## Work to be completed
Return every entry exactly.

[Stored data entries]
- Opening Delimiter -
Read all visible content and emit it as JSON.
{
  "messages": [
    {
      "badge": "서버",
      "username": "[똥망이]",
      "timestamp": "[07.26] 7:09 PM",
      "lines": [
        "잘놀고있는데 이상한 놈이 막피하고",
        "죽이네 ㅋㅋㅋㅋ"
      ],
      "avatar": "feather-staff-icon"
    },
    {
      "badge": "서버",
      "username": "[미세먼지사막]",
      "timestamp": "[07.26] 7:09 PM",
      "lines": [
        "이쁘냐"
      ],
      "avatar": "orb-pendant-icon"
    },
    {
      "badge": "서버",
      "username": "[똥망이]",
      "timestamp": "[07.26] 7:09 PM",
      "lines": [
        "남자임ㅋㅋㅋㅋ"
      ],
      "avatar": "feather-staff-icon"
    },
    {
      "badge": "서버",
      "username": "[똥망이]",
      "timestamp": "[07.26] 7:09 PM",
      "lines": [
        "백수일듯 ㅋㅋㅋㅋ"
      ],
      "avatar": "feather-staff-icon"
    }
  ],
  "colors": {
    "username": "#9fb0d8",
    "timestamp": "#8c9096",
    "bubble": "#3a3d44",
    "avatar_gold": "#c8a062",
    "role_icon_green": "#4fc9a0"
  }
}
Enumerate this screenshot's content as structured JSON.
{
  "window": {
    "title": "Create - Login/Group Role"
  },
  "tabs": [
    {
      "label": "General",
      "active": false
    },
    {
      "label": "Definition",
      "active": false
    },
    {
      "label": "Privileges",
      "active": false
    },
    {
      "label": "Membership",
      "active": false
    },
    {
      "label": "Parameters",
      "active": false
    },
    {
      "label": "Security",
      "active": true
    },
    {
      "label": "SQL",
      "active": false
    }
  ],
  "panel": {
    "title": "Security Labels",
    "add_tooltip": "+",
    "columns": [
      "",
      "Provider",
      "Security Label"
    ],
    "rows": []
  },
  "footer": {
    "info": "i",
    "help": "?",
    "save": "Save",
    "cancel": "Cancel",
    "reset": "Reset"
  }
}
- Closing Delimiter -
## Output of the task
Read all visible content and emit it as JSON.
{
  "messages": [
    {
      "badge": "서버",
      "username": "[똥망이]",
      "timestamp": "[07.26] 7:09 PM",
      "lines": [
        "잘놀고있는데 이상한 놈이 막피하고",
        "죽이네 ㅋㅋㅋㅋ"
      ],
      "avatar": "feather-staff-icon"
    },
    {
      "badge": "서버",
      "username": "[미세먼지사막]",
      "timestamp": "[07.26] 7:09 PM",
      "lines": [
        "이쁘냐"
      ],
      "avatar": "orb-pendant-icon"
    },
    {
      "badge": "서버",
      "username": "[똥망이]",
      "timestamp": "[07.26] 7:09 PM",
      "lines": [
        "남자임ㅋㅋㅋㅋ"
      ],
      "avatar": "feather-staff-icon"
    },
    {
      "badge": "서버",
      "username": "[똥망이]",
      "timestamp": "[07.26] 7:09 PM",
      "lines": [
        "백수일듯 ㅋㅋㅋㅋ"
      ],
      "avatar": "feather-staff-icon"
    }
  ],
  "colors": {
    "username": "#9fb0d8",
    "timestamp": "#8c9096",
    "bubble": "#3a3d44",
    "avatar_gold": "#c8a062",
    "role_icon_green": "#4fc9a0"
  }
}
Enumerate this screenshot's content as structured JSON.
{
  "window": {
    "title": "Create - Login/Group Role"
  },
  "tabs": [
    {
      "label": "General",
      "active": false
    },
    {
      "label": "Definition",
      "active": false
    },
    {
      "label": "Privileges",
      "active": false
    },
    {
      "label": "Membership",
      "active": false
    },
    {
      "label": "Parameters",
      "active": false
    },
    {
      "label": "Security",
      "active": true
    },
    {
      "label": "SQL",
      "active": false
    }
  ],
  "panel": {
    "title": "Security Labels",
    "add_tooltip": "+",
    "columns": [
      "",
      "Provider",
      "Security Label"
    ],
    "rows": []
  },
  "footer": {
    "info": "i",
    "help": "?",
    "save": "Save",
    "cancel": "Cancel",
    "reset": "Reset"
  }
}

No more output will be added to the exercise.